Bookworm was passing by the front door when she heard a scratching at it. Only one person, of course, would do that, and so she opened it up to Beryl, inviting him in.
They went into the library, where Beryl took his accustomed perch on the mantel of the fireplace. Looking down at her, he asked, “Are you ready for a chaotic August?”
Bookworm sighed. “Do I have a choice?”
“Do you ever?” was the wry reply.
“I suppose not. What’s up?”
“Oh, nothing. I’ve just been having a few dreams lately.”
Frowning, Bookworm recalled other dreams of Beryl’s – dreams which had, more or less, come true. “What sort of dreams?”
“ I see a Bear with spreading fire around him,” he replied, sounding almost like a carnival soothsayer. “I see you and a rabbit cornering off as the weapons you choose get more deadly. I see a cat hanging a canary, and I see a raving man with a skin disease. I’ve also seen a few wolves in my dreams.” He paused. “And then, of course, the Kraken. But that’s the expected chaos.”
Bookworm nodded, mulling it all over. “The bear… that’s likely Prometheus.”
“I’m… familiar with him.”
“ I believe he’s behind many of the fires we’ve had over the past year.”
“And the destruction of Bunny tower.” Bookworm raised an eyebrow a bit at that information from Beryl, but somehow, she wasn’t surprised. “Would have, if…” Beryl trailed off.

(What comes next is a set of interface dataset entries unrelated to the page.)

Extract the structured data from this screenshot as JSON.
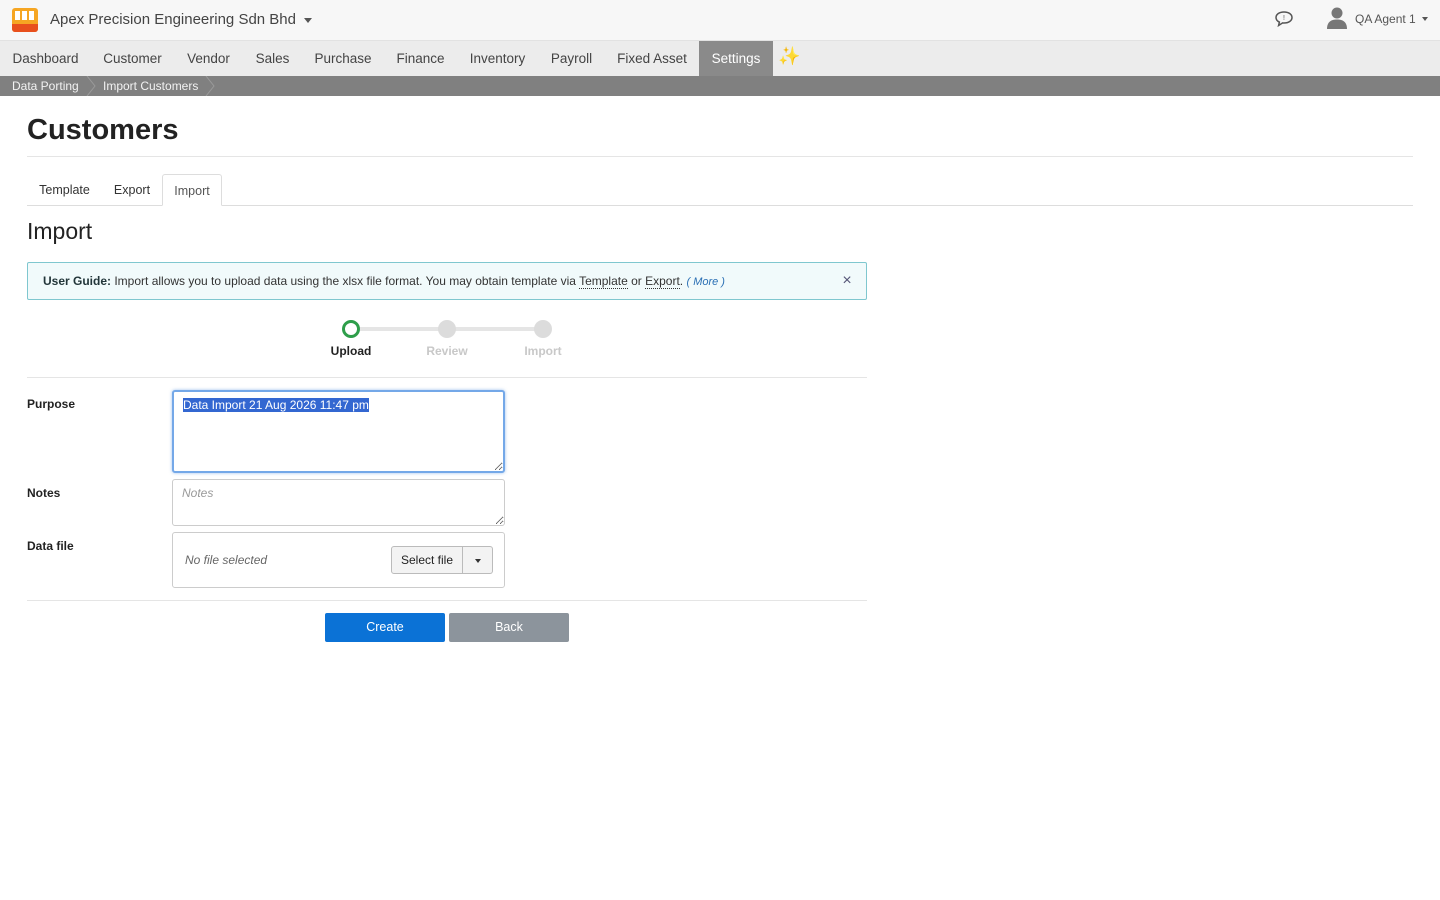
{
  "header": {
    "company": "Apex Precision Engineering Sdn Bhd",
    "user": "QA Agent 1"
  },
  "nav": {
    "items": [
      {
        "label": "Dashboard"
      },
      {
        "label": "Customer"
      },
      {
        "label": "Vendor"
      },
      {
        "label": "Sales"
      },
      {
        "label": "Purchase"
      },
      {
        "label": "Finance"
      },
      {
        "label": "Inventory"
      },
      {
        "label": "Payroll"
      },
      {
        "label": "Fixed Asset"
      },
      {
        "label": "Settings",
        "active": true
      }
    ],
    "sparkle_glyph": "✨"
  },
  "breadcrumb": [
    "Data Porting",
    "Import Customers"
  ],
  "page": {
    "title": "Customers",
    "tabs": [
      {
        "label": "Template"
      },
      {
        "label": "Export"
      },
      {
        "label": "Import",
        "active": true
      }
    ],
    "section_title": "Import"
  },
  "guide": {
    "bold": "User Guide:",
    "text1": " Import allows you to upload data using the xlsx file format. You may obtain template via ",
    "link_template": "Template",
    "text2": " or ",
    "link_export": "Export",
    "text3": ". ",
    "more": "( More )",
    "close": "×"
  },
  "stepper": {
    "steps": [
      {
        "label": "Upload",
        "current": true
      },
      {
        "label": "Review"
      },
      {
        "label": "Import"
      }
    ]
  },
  "form": {
    "purpose_label": "Purpose",
    "purpose_value": "Data Import 21 Aug 2026 11:47 pm",
    "notes_label": "Notes",
    "notes_placeholder": "Notes",
    "datafile_label": "Data file",
    "no_file": "No file selected",
    "select_file": "Select file"
  },
  "actions": {
    "create": "Create",
    "back": "Back"
  },
  "colors": {
    "primary": "#0b72d6",
    "secondary": "#8c949c",
    "step_current": "#2e9e4a",
    "guide_border": "#7fc7cf"
  }
}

“If,” he replied guardedly. “If someone hadn’t already been there that day, and simply hadn’t wanted to talk about with you, as a Militia member. Someone who knew Lilith was innocent the entire time.”

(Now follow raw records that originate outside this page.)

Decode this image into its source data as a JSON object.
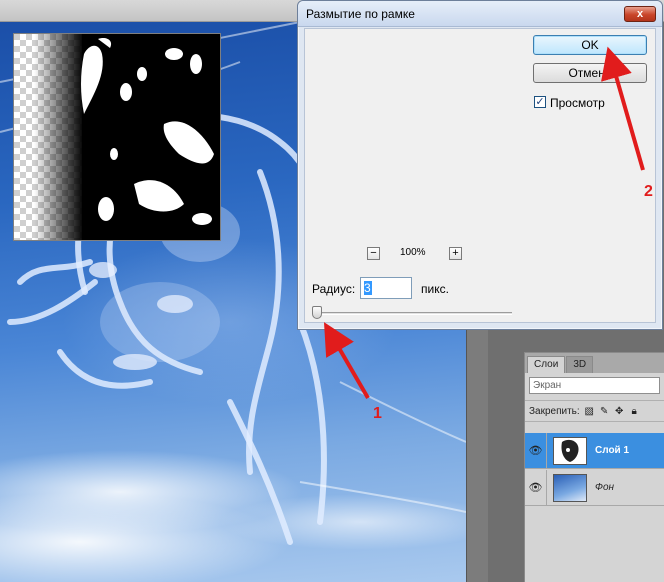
{
  "dialog": {
    "title": "Размытие по рамке",
    "close_glyph": "x",
    "ok_label": "OK",
    "cancel_label": "Отмена",
    "preview_checkbox_label": "Просмотр",
    "preview_checked": true,
    "zoom_minus": "−",
    "zoom_plus": "+",
    "zoom_level": "100%",
    "radius_label": "Радиус:",
    "radius_value": "3",
    "radius_unit": "пикс.",
    "slider_value": 3
  },
  "layers_panel": {
    "tabs": [
      "Слои",
      "3D"
    ],
    "active_tab": "Слои",
    "blend_mode": "Экран",
    "lock_label": "Закрепить:",
    "layers": [
      {
        "name": "Слой 1",
        "visible": true,
        "selected": true
      },
      {
        "name": "Фон",
        "visible": true,
        "selected": false
      }
    ]
  },
  "annotations": {
    "step1": "1",
    "step2": "2",
    "color": "#e11c1c"
  },
  "colors": {
    "selection": "#3b8fe0",
    "sky": "#2a67c0"
  }
}
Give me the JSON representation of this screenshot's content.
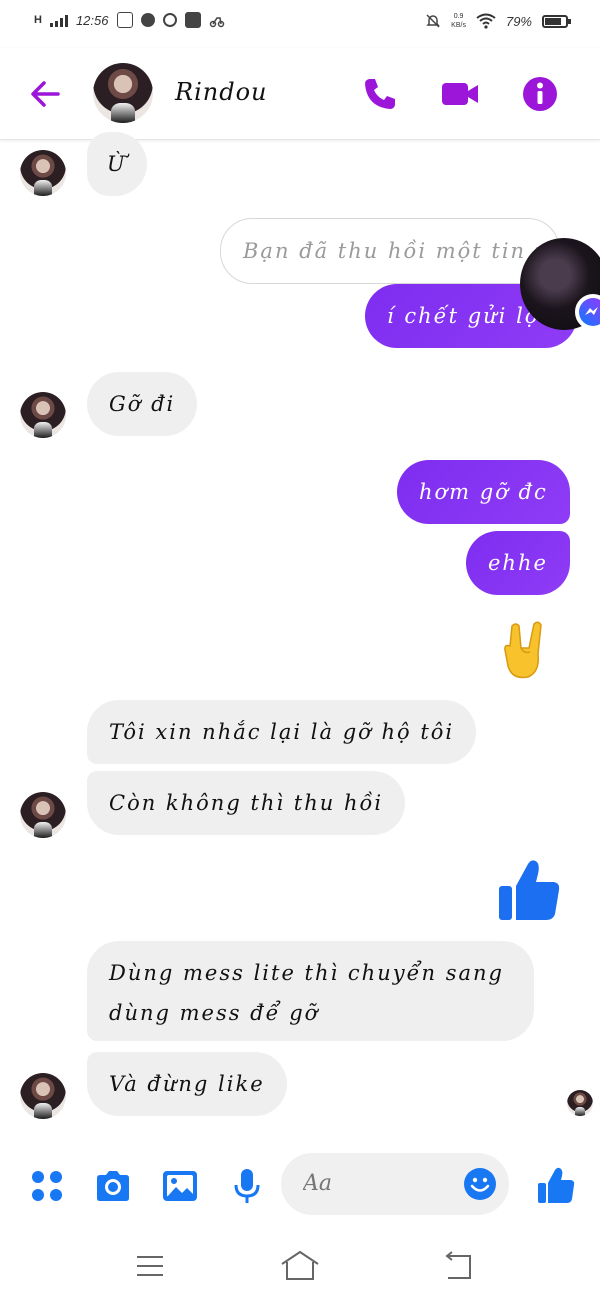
{
  "colors": {
    "accent": "#9b16d9",
    "outgoing_bubble": "#8a35f3",
    "incoming_bubble": "#efefef",
    "messenger_blue": "#1877f2"
  },
  "status_bar": {
    "network": "H",
    "time": "12:56",
    "app_icons": [
      "zalo-icon",
      "messenger-icon",
      "g-icon",
      "play-icon",
      "scooter-icon"
    ],
    "speed": "0.9",
    "speed_unit": "KB/s",
    "battery": "79%",
    "battery_level": 0.79
  },
  "header": {
    "contact_name": "Rindou",
    "icons": [
      "back-arrow-icon",
      "phone-icon",
      "video-icon",
      "info-icon"
    ]
  },
  "messages": [
    {
      "id": "m1",
      "side": "in",
      "text": "Ừ"
    },
    {
      "id": "m2",
      "side": "out",
      "unsent": true,
      "text": "Bạn đã thu hồi một tin nhắn"
    },
    {
      "id": "m3",
      "side": "out",
      "text": "í chết gửi lộn"
    },
    {
      "id": "m4",
      "side": "in",
      "text": "Gỡ đi"
    },
    {
      "id": "m5",
      "side": "out",
      "text": "hơm gỡ đc"
    },
    {
      "id": "m6",
      "side": "out",
      "text": "ehhe"
    },
    {
      "id": "m7",
      "side": "out",
      "emoji": "rock-hand-emoji"
    },
    {
      "id": "m8",
      "side": "in",
      "text": "Tôi xin nhắc lại là gỡ hộ tôi"
    },
    {
      "id": "m9",
      "side": "in",
      "text": "Còn không thì thu hồi"
    },
    {
      "id": "m10",
      "side": "out",
      "emoji": "thumbs-up-icon"
    },
    {
      "id": "m11",
      "side": "in",
      "lines": [
        "Dùng mess lite thì chuyển sang",
        "dùng mess để gỡ"
      ]
    },
    {
      "id": "m12",
      "side": "in",
      "text": "Và đừng like"
    }
  ],
  "composer": {
    "placeholder": "Aa",
    "icons": [
      "menu-grid-icon",
      "camera-icon",
      "gallery-icon",
      "mic-icon",
      "emoji-smile-icon",
      "like-icon"
    ]
  },
  "nav": {
    "icons": [
      "menu-icon",
      "home-icon",
      "back-icon"
    ]
  }
}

Bookworm knew what that meant, but decided to let it pass. “Rabbit… Miss Solano, you think? I did rather doubt our truce would last.”
Beryl shrugged. “I wasn’t going to come out and say it. I have no problem with Miss Solano. Besides, such dreams are… often metaphorical.”

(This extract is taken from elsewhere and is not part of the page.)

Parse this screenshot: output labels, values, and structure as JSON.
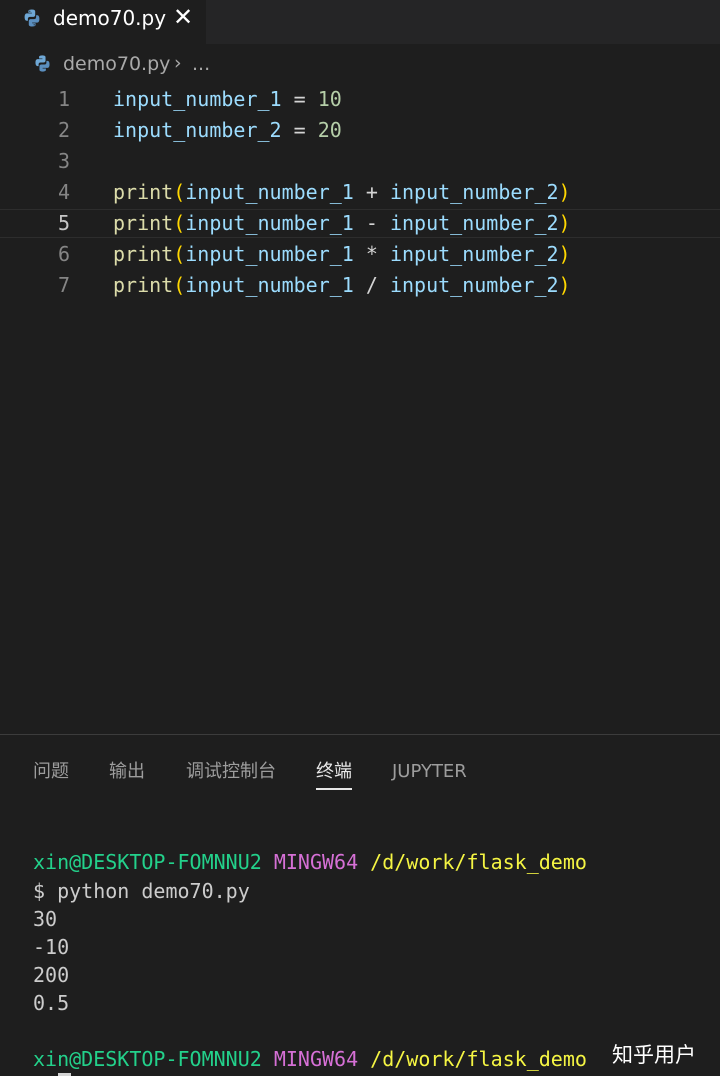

“Well, yours have been prescient in the past.” She chewed her lip, wondering about the cat and canary. Something about that sounded familiar…
“Yes, they have been,” Beryl replied. “There’s more, but I doubt you would know what to do with them.”
Bookworm shrugged. “From the sounds of it, everything’s going to come to a head. I may as well prepare for everyone I can think of.”
“Including PJ. And Professor Parx.” Beryl stretched. “I didn’t dream of them. I would just say that would include everyone.”
“He–” She swallowed the curse. “I may as well prepare for Cavendish while I’m at it.
As he jumped down off the fireplace mantel, Beryl asked, “Who was that again?”
“That villain I encountered in America a few years ago.”
“Ahh, yes. You told me you’d tell me that story another day.”
She smiled wryly. “I’d probably better do it soon.”
Beryl paused on his way out of the library, looking up at her. “I don’t suppose he’s got goggle brain?”
“Goggle brain?” Bookworm was perplexed by this.
“I couldn’t think of a better way to say it. Suppose I’ll try again later.” As Bookworm opened the front door for him, he added, “I hate the Fall. My dreams always turn sour.”
“Pity. Fall’s always been my favorite time of year.”
“Good night, Miss Hienrichs,” said Beryl gravely, and trotted off into the lambent evening light.
“Good night,” she replied, closing the door after him. Deciding to take him at his word, she headed upstairs to her bedroom to make an early night of it while she could.